Other two-card draws such as 2-3, A-4, and 2-4 are judgment calls where the deciding factors are the other two cards in your hand and the players left to act. Premium two-card draws are those with a few low blockers, two pair, or trips. Those that are considered good may have one low blocker and perhaps a card that is relatively neutral to your holding such as the 2Spade Suit 3Heart Suit 4Spade Suit KSpade Suit.

Any badugi is playable from the button as there are only two players left in the hand and we hold position.

Many Badugi players do not consider three-card nines to be legitimate starting hands and will instead open up more two-card draws.
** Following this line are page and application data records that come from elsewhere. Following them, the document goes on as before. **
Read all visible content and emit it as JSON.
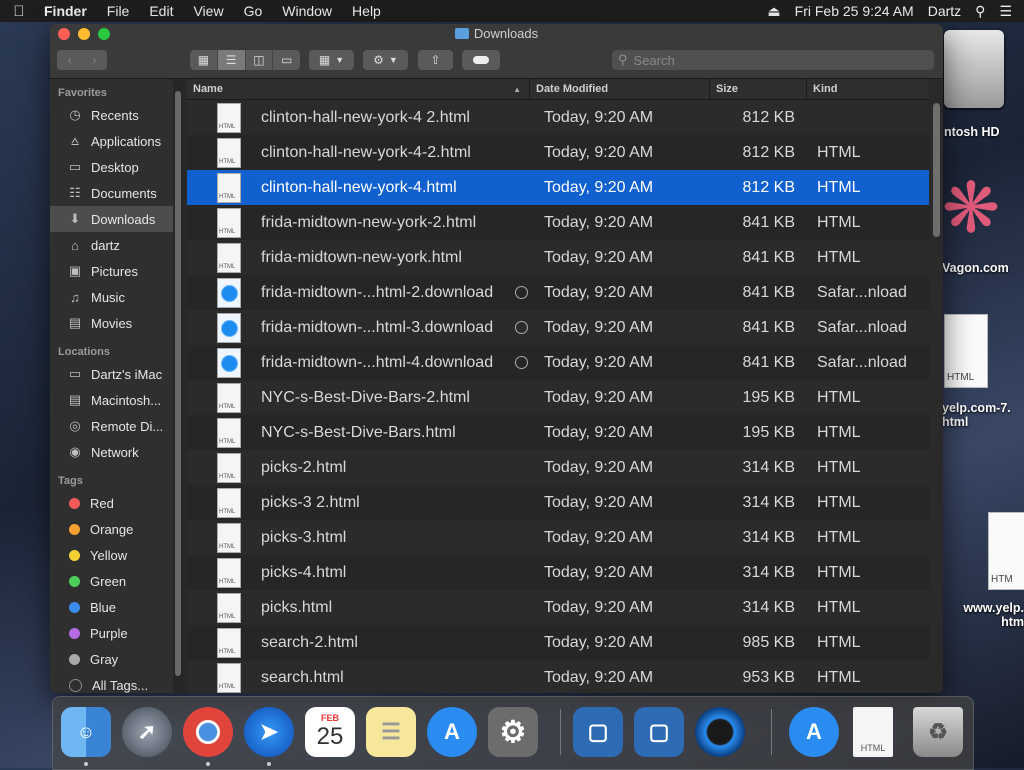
{
  "menubar": {
    "app": "Finder",
    "menus": [
      "File",
      "Edit",
      "View",
      "Go",
      "Window",
      "Help"
    ],
    "datetime": "Fri Feb 25  9:24 AM",
    "user": "Dartz"
  },
  "desktop": {
    "hd_label": "ntosh HD",
    "wagon_label": "Vagon.com",
    "doc1_label": "yelp.com-7.\nhtml",
    "doc1_tag": "HTML",
    "doc2_label": "www.yelp.\nhtm",
    "doc2_tag": "HTM"
  },
  "window": {
    "title": "Downloads",
    "search_placeholder": "Search"
  },
  "sidebar": {
    "favorites_header": "Favorites",
    "favorites": [
      {
        "label": "Recents",
        "icon": "clock-icon"
      },
      {
        "label": "Applications",
        "icon": "applications-icon"
      },
      {
        "label": "Desktop",
        "icon": "desktop-icon"
      },
      {
        "label": "Documents",
        "icon": "documents-icon"
      },
      {
        "label": "Downloads",
        "icon": "downloads-icon",
        "selected": true
      },
      {
        "label": "dartz",
        "icon": "home-icon"
      },
      {
        "label": "Pictures",
        "icon": "pictures-icon"
      },
      {
        "label": "Music",
        "icon": "music-icon"
      },
      {
        "label": "Movies",
        "icon": "movies-icon"
      }
    ],
    "locations_header": "Locations",
    "locations": [
      {
        "label": "Dartz's iMac",
        "icon": "imac-icon"
      },
      {
        "label": "Macintosh...",
        "icon": "drive-icon"
      },
      {
        "label": "Remote Di...",
        "icon": "disc-icon"
      },
      {
        "label": "Network",
        "icon": "network-icon"
      }
    ],
    "tags_header": "Tags",
    "tags": [
      {
        "label": "Red",
        "color": "#f05a5a"
      },
      {
        "label": "Orange",
        "color": "#f5a033"
      },
      {
        "label": "Yellow",
        "color": "#f4d235"
      },
      {
        "label": "Green",
        "color": "#4cd05a"
      },
      {
        "label": "Blue",
        "color": "#3c8cf0"
      },
      {
        "label": "Purple",
        "color": "#b36ae2"
      },
      {
        "label": "Gray",
        "color": "#a8a8a8"
      },
      {
        "label": "All Tags...",
        "color": ""
      }
    ]
  },
  "columns": {
    "name": "Name",
    "date": "Date Modified",
    "size": "Size",
    "kind": "Kind"
  },
  "files": [
    {
      "name": "clinton-hall-new-york-4 2.html",
      "date": "Today, 9:20 AM",
      "size": "812 KB",
      "kind": "",
      "type": "html"
    },
    {
      "name": "clinton-hall-new-york-4-2.html",
      "date": "Today, 9:20 AM",
      "size": "812 KB",
      "kind": "HTML",
      "type": "html"
    },
    {
      "name": "clinton-hall-new-york-4.html",
      "date": "Today, 9:20 AM",
      "size": "812 KB",
      "kind": "HTML",
      "type": "html",
      "selected": true
    },
    {
      "name": "frida-midtown-new-york-2.html",
      "date": "Today, 9:20 AM",
      "size": "841 KB",
      "kind": "HTML",
      "type": "html"
    },
    {
      "name": "frida-midtown-new-york.html",
      "date": "Today, 9:20 AM",
      "size": "841 KB",
      "kind": "HTML",
      "type": "html"
    },
    {
      "name": "frida-midtown-...html-2.download",
      "date": "Today, 9:20 AM",
      "size": "841 KB",
      "kind": "Safar...nload",
      "type": "download"
    },
    {
      "name": "frida-midtown-...html-3.download",
      "date": "Today, 9:20 AM",
      "size": "841 KB",
      "kind": "Safar...nload",
      "type": "download"
    },
    {
      "name": "frida-midtown-...html-4.download",
      "date": "Today, 9:20 AM",
      "size": "841 KB",
      "kind": "Safar...nload",
      "type": "download"
    },
    {
      "name": "NYC-s-Best-Dive-Bars-2.html",
      "date": "Today, 9:20 AM",
      "size": "195 KB",
      "kind": "HTML",
      "type": "html"
    },
    {
      "name": "NYC-s-Best-Dive-Bars.html",
      "date": "Today, 9:20 AM",
      "size": "195 KB",
      "kind": "HTML",
      "type": "html"
    },
    {
      "name": "picks-2.html",
      "date": "Today, 9:20 AM",
      "size": "314 KB",
      "kind": "HTML",
      "type": "html"
    },
    {
      "name": "picks-3 2.html",
      "date": "Today, 9:20 AM",
      "size": "314 KB",
      "kind": "HTML",
      "type": "html"
    },
    {
      "name": "picks-3.html",
      "date": "Today, 9:20 AM",
      "size": "314 KB",
      "kind": "HTML",
      "type": "html"
    },
    {
      "name": "picks-4.html",
      "date": "Today, 9:20 AM",
      "size": "314 KB",
      "kind": "HTML",
      "type": "html"
    },
    {
      "name": "picks.html",
      "date": "Today, 9:20 AM",
      "size": "314 KB",
      "kind": "HTML",
      "type": "html"
    },
    {
      "name": "search-2.html",
      "date": "Today, 9:20 AM",
      "size": "985 KB",
      "kind": "HTML",
      "type": "html"
    },
    {
      "name": "search.html",
      "date": "Today, 9:20 AM",
      "size": "953 KB",
      "kind": "HTML",
      "type": "html"
    }
  ],
  "dock": {
    "calendar_month": "FEB",
    "calendar_day": "25",
    "html_doc_tag": "HTML"
  }
}
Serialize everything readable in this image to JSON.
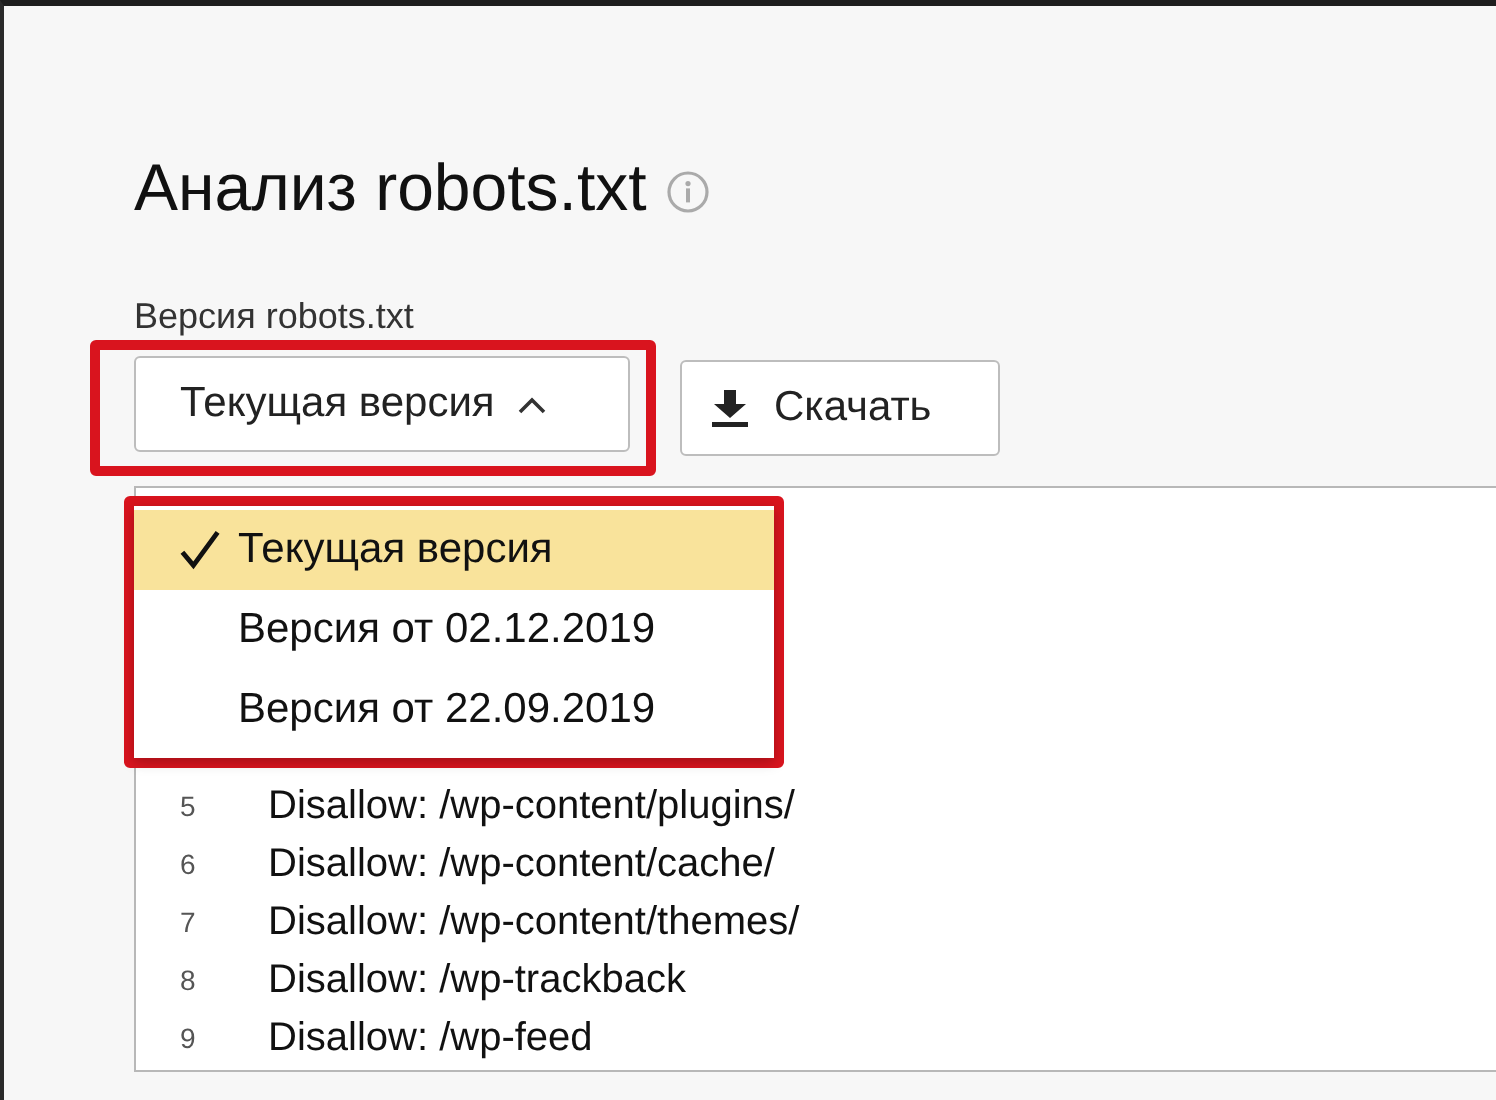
{
  "page": {
    "title": "Анализ robots.txt"
  },
  "version_label": "Версия robots.txt",
  "version_select": {
    "value": "Текущая версия",
    "expanded": true
  },
  "download_button": "Скачать",
  "version_menu": [
    {
      "label": "Текущая версия",
      "selected": true
    },
    {
      "label": "Версия от 02.12.2019",
      "selected": false
    },
    {
      "label": "Версия от 22.09.2019",
      "selected": false
    }
  ],
  "code_lines": [
    {
      "number": "5",
      "text": "Disallow: /wp-content/plugins/"
    },
    {
      "number": "6",
      "text": "Disallow: /wp-content/cache/"
    },
    {
      "number": "7",
      "text": "Disallow: /wp-content/themes/"
    },
    {
      "number": "8",
      "text": "Disallow: /wp-trackback"
    },
    {
      "number": "9",
      "text": "Disallow: /wp-feed"
    }
  ]
}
While 2Diamond Suit 3Heart Suit 9Club Suit KHeart Suit is almost certainly best played as a two-card draw a hand such as 4Diamond Suit 5Heart Suit 9Club Suit KHeart Suit may have more value drawing one as opposed to two regardless of the situation you face.

When up against a pat hand we probably fare better drawing to the nine as it will very likely be good if we make it. Versus a one-card draw we have options when we do not improve on the first draw; we can consider snowing or just simply taking a free card. And when our opponent is drawing two our “hot/cold” equity is usually better as a one card draw and we do have some turn fold equity.

Very rough nines such as 6Diamond Suit 8Heart Suit 9Club Suit are definitely on the edge but that’s always the case as you move towards the bottom of a button open range. Similar to opening 9Heart Suit 8Club Suit from the button in limit hold’em most of our profit component with these borderline holdings comes from stealing the blinds outright.

It’s also tough for the blinds to wake up with a hand that has us in really bad shape. For example, 6Diamond Suit 8Heart Suit 9Club Suit has greater than 30 percent equity versus either a ten badugi or a premium three-card badugi. Against mediocre tri hands and two card draws we are also an equity underdog, however, all things considered we are probably a money favorite if we play well and work in some well-timed snows.

Regarding the two card draws any A-2 or A-3 is worth an open as are the vast majority of our 2-3, A-4, and 2-4 hands. And we can also open with slightly weaker holdings such as 3-4 and A-5 when they are accompanied with good blockers.

Final Thoughts

When compared with the general Badugi population these guidelines are probably much tighter in regards to opening pat badugis, slightly looser with the three-card badugis, and overall probably a little more restrained (but arguably more effective) in the play of two-card draws. Hopefully I adequately explained my reasoning for the areas where the guidance above may differ from what may generally be considered “standard.”

However, what I think all experienced draw players would tend to agree on is that when compared with Deuce to Seven Triple Lowball (27TD) we should play a lower percentage of hands from every position. In Badugi, the best drawing hand is also the best made hand and the best hand has a very large equity advantage on the turn. This greatly impacts strategy and the hands that we choose to play. Since the turn equities in 27TD run closer we can get away with opening a larger percentage of hands. ♠

Kevin Haney is a former actuary of MetLife but left the corporate job to focus on his passions for poker and fitness. He is co-owner of Elite Fitness Club in Oceanport, NJ and is a certified personal trainer. With regards to poker he got his start way back in 2003 and particularly enjoys taking new players interested in mixed games under his wing and quickly making them proficient in all variants. His new mixed-games website Counting Outs is a great starting resource for a plethora of games ranging from the traditional to the exotic. He can be reached at